U.S. prosecutors and defense lawyers are in talks potentially to resolve a criminal case accusing gun-rights activist Maria Butina of acting as a Russian agent to infiltrate a pro-gun rights organization in the United States and influence U.S. foreign policy toward Russia.
The parties “continue to engage … in negotiations regarding a potential resolution of this matter,” they wrote in a joint filing on Friday, without elaborating on what a resolution may entail.
The filing also asked a federal judge to delay a status hearing on the case scheduled for Dec. 6 and said that defense lawyers are poised to withdraw motions they filed on Thursday asking for the case to be dismissed if the judge agrees to delay the hearing.
Judge Tanya Chutkan in the U.S. District Court for the District of Columbia granted the delay later on Friday, and scheduled a new hearing for Dec. 19.
Robert Driscoll, attorney for Butina and who is under a media gag order imposed by the judge in the case, declined to comment when asked whether his client may plead guilty in order to resolve the case.
Butina, who has pleaded not guilty to the charges, has been held in a federal jail since her arrest over the summer.
The former American University graduate student was charged in July with acting as an agent of the Russian government and conspiring to take actions on behalf of Russia.
Butina is accused of working with a Russian official and two U.S. citizens to try and infiltrate the National Rifle Association and influence American foreign policy toward Russia.
Butina’s lawyers have previously identified the Russian official as Alexander Torshin, a deputy governor of Russia’s central bank who was hit with U.S. Treasury Department sanctions in April.
They also identified one of the two Americans mentioned in the criminal complaint as being Paul Erickson, a conservative U.S. political activist who was also dating Butina.
Neither Erickson nor Torshin have been accused of wrongdoing.
Prosecutors have said they believe Butina is a flight risk and claimed she had been in contact with Russian intelligence operatives and kept contact information for several Russian agents.
However, they have also made some serious missteps in handling the case, including erroneously accusing Butina of offering sex in exchange for a position in a special interest group.

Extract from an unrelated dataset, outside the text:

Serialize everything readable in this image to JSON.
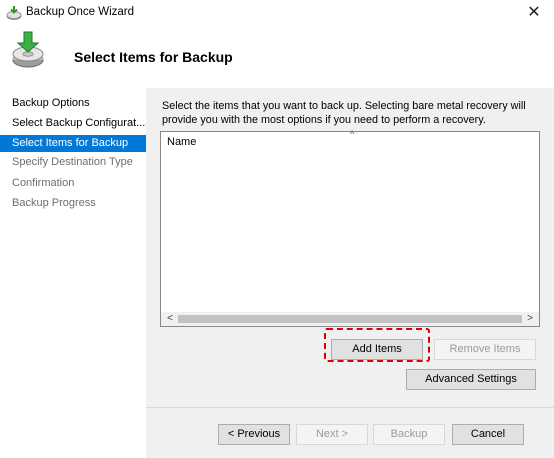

They later backed off the claim and earned scorn from the judge, who said the incorrect allegations were “notorious” and had damaged Butina’s reputation.
Reporting by Sarah N. Lynch; Editing by Chizu Nomiyama, Dan Grebler and Richard Chang